> **WHAT TO WORK ON**
Please print the whole listing below exactly as it stands.
☆ ☆ ☆ ☆ ☆ ☆ ☆
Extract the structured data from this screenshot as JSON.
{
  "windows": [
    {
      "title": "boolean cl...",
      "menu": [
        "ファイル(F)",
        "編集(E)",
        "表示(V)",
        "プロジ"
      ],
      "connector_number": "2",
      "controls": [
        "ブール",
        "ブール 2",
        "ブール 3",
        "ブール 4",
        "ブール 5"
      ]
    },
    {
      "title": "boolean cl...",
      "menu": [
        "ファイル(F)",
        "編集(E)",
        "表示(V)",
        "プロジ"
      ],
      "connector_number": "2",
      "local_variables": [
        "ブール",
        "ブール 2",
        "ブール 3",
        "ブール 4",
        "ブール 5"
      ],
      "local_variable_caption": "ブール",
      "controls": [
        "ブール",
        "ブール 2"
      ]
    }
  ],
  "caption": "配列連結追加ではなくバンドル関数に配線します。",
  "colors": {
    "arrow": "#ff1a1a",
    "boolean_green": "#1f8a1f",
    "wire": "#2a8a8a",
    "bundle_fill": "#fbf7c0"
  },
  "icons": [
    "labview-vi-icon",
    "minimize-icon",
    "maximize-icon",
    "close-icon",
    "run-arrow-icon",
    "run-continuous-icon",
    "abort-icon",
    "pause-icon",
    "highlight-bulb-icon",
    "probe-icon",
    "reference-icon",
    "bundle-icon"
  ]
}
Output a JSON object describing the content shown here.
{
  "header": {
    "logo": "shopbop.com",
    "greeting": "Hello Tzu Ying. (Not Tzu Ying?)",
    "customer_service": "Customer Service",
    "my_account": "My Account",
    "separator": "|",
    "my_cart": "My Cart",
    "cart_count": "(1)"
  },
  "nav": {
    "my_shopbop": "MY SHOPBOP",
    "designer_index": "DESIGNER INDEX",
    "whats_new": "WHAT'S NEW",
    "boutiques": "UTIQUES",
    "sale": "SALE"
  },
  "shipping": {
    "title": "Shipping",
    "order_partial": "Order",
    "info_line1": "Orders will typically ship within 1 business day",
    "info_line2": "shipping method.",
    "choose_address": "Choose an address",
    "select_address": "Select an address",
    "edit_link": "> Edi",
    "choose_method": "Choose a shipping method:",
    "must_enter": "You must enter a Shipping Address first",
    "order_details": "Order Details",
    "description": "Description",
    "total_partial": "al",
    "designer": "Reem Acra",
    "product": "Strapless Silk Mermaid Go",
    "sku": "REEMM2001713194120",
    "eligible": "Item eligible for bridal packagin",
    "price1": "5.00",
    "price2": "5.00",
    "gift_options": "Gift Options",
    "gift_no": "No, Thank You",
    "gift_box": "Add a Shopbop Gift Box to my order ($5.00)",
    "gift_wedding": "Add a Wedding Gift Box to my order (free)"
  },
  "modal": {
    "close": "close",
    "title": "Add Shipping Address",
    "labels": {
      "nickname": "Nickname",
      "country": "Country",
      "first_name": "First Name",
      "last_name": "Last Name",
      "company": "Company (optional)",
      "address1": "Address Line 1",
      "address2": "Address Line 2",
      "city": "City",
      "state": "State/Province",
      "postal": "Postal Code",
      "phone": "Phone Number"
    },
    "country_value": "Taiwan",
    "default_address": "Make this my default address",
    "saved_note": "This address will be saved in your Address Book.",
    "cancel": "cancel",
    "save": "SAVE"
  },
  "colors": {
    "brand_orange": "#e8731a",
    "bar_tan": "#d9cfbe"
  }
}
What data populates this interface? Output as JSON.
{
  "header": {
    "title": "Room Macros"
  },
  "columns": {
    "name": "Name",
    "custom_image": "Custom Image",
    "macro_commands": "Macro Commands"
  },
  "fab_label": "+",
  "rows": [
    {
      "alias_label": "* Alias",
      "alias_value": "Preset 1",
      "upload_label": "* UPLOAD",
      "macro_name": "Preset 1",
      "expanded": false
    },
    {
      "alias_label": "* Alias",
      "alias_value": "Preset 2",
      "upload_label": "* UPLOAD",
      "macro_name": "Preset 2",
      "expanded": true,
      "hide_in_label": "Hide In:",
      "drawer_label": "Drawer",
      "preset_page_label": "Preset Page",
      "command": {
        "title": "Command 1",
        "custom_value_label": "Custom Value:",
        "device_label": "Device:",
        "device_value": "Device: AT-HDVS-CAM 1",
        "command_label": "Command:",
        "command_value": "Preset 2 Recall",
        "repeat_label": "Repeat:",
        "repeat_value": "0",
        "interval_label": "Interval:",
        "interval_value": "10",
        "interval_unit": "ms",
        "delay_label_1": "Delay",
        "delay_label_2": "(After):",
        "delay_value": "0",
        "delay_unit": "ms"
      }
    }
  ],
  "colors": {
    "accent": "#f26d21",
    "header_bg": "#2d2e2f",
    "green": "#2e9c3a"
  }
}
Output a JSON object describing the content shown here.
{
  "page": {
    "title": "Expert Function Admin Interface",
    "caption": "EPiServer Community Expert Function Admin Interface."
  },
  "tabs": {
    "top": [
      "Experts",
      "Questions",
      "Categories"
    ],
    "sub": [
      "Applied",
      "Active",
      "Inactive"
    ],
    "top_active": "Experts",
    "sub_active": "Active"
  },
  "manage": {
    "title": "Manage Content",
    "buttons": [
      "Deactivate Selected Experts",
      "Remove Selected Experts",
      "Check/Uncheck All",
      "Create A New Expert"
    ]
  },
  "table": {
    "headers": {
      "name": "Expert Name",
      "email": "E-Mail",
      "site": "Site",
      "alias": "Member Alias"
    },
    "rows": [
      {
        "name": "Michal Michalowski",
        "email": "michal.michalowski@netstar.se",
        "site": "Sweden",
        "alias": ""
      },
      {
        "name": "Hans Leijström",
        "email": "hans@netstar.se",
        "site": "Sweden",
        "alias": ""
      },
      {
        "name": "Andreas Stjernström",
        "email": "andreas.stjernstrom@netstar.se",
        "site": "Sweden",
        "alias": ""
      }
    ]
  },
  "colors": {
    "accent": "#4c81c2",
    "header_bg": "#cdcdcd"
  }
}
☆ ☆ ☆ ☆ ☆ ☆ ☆
> **RESULT BELOW**
Extract the structured data from this screenshot as JSON.
{
  "windows": [
    {
      "title": "boolean cl...",
      "menu": [
        "ファイル(F)",
        "編集(E)",
        "表示(V)",
        "プロジ"
      ],
      "connector_number": "2",
      "controls": [
        "ブール",
        "ブール 2",
        "ブール 3",
        "ブール 4",
        "ブール 5"
      ]
    },
    {
      "title": "boolean cl...",
      "menu": [
        "ファイル(F)",
        "編集(E)",
        "表示(V)",
        "プロジ"
      ],
      "connector_number": "2",
      "local_variables": [
        "ブール",
        "ブール 2",
        "ブール 3",
        "ブール 4",
        "ブール 5"
      ],
      "local_variable_caption": "ブール",
      "controls": [
        "ブール",
        "ブール 2"
      ]
    }
  ],
  "caption": "配列連結追加ではなくバンドル関数に配線します。",
  "colors": {
    "arrow": "#ff1a1a",
    "boolean_green": "#1f8a1f",
    "wire": "#2a8a8a",
    "bundle_fill": "#fbf7c0"
  },
  "icons": [
    "labview-vi-icon",
    "minimize-icon",
    "maximize-icon",
    "close-icon",
    "run-arrow-icon",
    "run-continuous-icon",
    "abort-icon",
    "pause-icon",
    "highlight-bulb-icon",
    "probe-icon",
    "reference-icon",
    "bundle-icon"
  ]
}
Output a JSON object describing the content shown here.
{
  "header": {
    "logo": "shopbop.com",
    "greeting": "Hello Tzu Ying. (Not Tzu Ying?)",
    "customer_service": "Customer Service",
    "my_account": "My Account",
    "separator": "|",
    "my_cart": "My Cart",
    "cart_count": "(1)"
  },
  "nav": {
    "my_shopbop": "MY SHOPBOP",
    "designer_index": "DESIGNER INDEX",
    "whats_new": "WHAT'S NEW",
    "boutiques": "UTIQUES",
    "sale": "SALE"
  },
  "shipping": {
    "title": "Shipping",
    "order_partial": "Order",
    "info_line1": "Orders will typically ship within 1 business day",
    "info_line2": "shipping method.",
    "choose_address": "Choose an address",
    "select_address": "Select an address",
    "edit_link": "> Edi",
    "choose_method": "Choose a shipping method:",
    "must_enter": "You must enter a Shipping Address first",
    "order_details": "Order Details",
    "description": "Description",
    "total_partial": "al",
    "designer": "Reem Acra",
    "product": "Strapless Silk Mermaid Go",
    "sku": "REEMM2001713194120",
    "eligible": "Item eligible for bridal packagin",
    "price1": "5.00",
    "price2": "5.00",
    "gift_options": "Gift Options",
    "gift_no": "No, Thank You",
    "gift_box": "Add a Shopbop Gift Box to my order ($5.00)",
    "gift_wedding": "Add a Wedding Gift Box to my order (free)"
  },
  "modal": {
    "close": "close",
    "title": "Add Shipping Address",
    "labels": {
      "nickname": "Nickname",
      "country": "Country",
      "first_name": "First Name",
      "last_name": "Last Name",
      "company": "Company (optional)",
      "address1": "Address Line 1",
      "address2": "Address Line 2",
      "city": "City",
      "state": "State/Province",
      "postal": "Postal Code",
      "phone": "Phone Number"
    },
    "country_value": "Taiwan",
    "default_address": "Make this my default address",
    "saved_note": "This address will be saved in your Address Book.",
    "cancel": "cancel",
    "save": "SAVE"
  },
  "colors": {
    "brand_orange": "#e8731a",
    "bar_tan": "#d9cfbe"
  }
}
What data populates this interface? Output as JSON.
{
  "header": {
    "title": "Room Macros"
  },
  "columns": {
    "name": "Name",
    "custom_image": "Custom Image",
    "macro_commands": "Macro Commands"
  },
  "fab_label": "+",
  "rows": [
    {
      "alias_label": "* Alias",
      "alias_value": "Preset 1",
      "upload_label": "* UPLOAD",
      "macro_name": "Preset 1",
      "expanded": false
    },
    {
      "alias_label": "* Alias",
      "alias_value": "Preset 2",
      "upload_label": "* UPLOAD",
      "macro_name": "Preset 2",
      "expanded": true,
      "hide_in_label": "Hide In:",
      "drawer_label": "Drawer",
      "preset_page_label": "Preset Page",
      "command": {
        "title": "Command 1",
        "custom_value_label": "Custom Value:",
        "device_label": "Device:",
        "device_value": "Device: AT-HDVS-CAM 1",
        "command_label": "Command:",
        "command_value": "Preset 2 Recall",
        "repeat_label": "Repeat:",
        "repeat_value": "0",
        "interval_label": "Interval:",
        "interval_value": "10",
        "interval_unit": "ms",
        "delay_label_1": "Delay",
        "delay_label_2": "(After):",
        "delay_value": "0",
        "delay_unit": "ms"
      }
    }
  ],
  "colors": {
    "accent": "#f26d21",
    "header_bg": "#2d2e2f",
    "green": "#2e9c3a"
  }
}
Output a JSON object describing the content shown here.
{
  "page": {
    "title": "Expert Function Admin Interface",
    "caption": "EPiServer Community Expert Function Admin Interface."
  },
  "tabs": {
    "top": [
      "Experts",
      "Questions",
      "Categories"
    ],
    "sub": [
      "Applied",
      "Active",
      "Inactive"
    ],
    "top_active": "Experts",
    "sub_active": "Active"
  },
  "manage": {
    "title": "Manage Content",
    "buttons": [
      "Deactivate Selected Experts",
      "Remove Selected Experts",
      "Check/Uncheck All",
      "Create A New Expert"
    ]
  },
  "table": {
    "headers": {
      "name": "Expert Name",
      "email": "E-Mail",
      "site": "Site",
      "alias": "Member Alias"
    },
    "rows": [
      {
        "name": "Michal Michalowski",
        "email": "michal.michalowski@netstar.se",
        "site": "Sweden",
        "alias": ""
      },
      {
        "name": "Hans Leijström",
        "email": "hans@netstar.se",
        "site": "Sweden",
        "alias": ""
      },
      {
        "name": "Andreas Stjernström",
        "email": "andreas.stjernstrom@netstar.se",
        "site": "Sweden",
        "alias": ""
      }
    ]
  },
  "colors": {
    "accent": "#4c81c2",
    "header_bg": "#cdcdcd"
  }
}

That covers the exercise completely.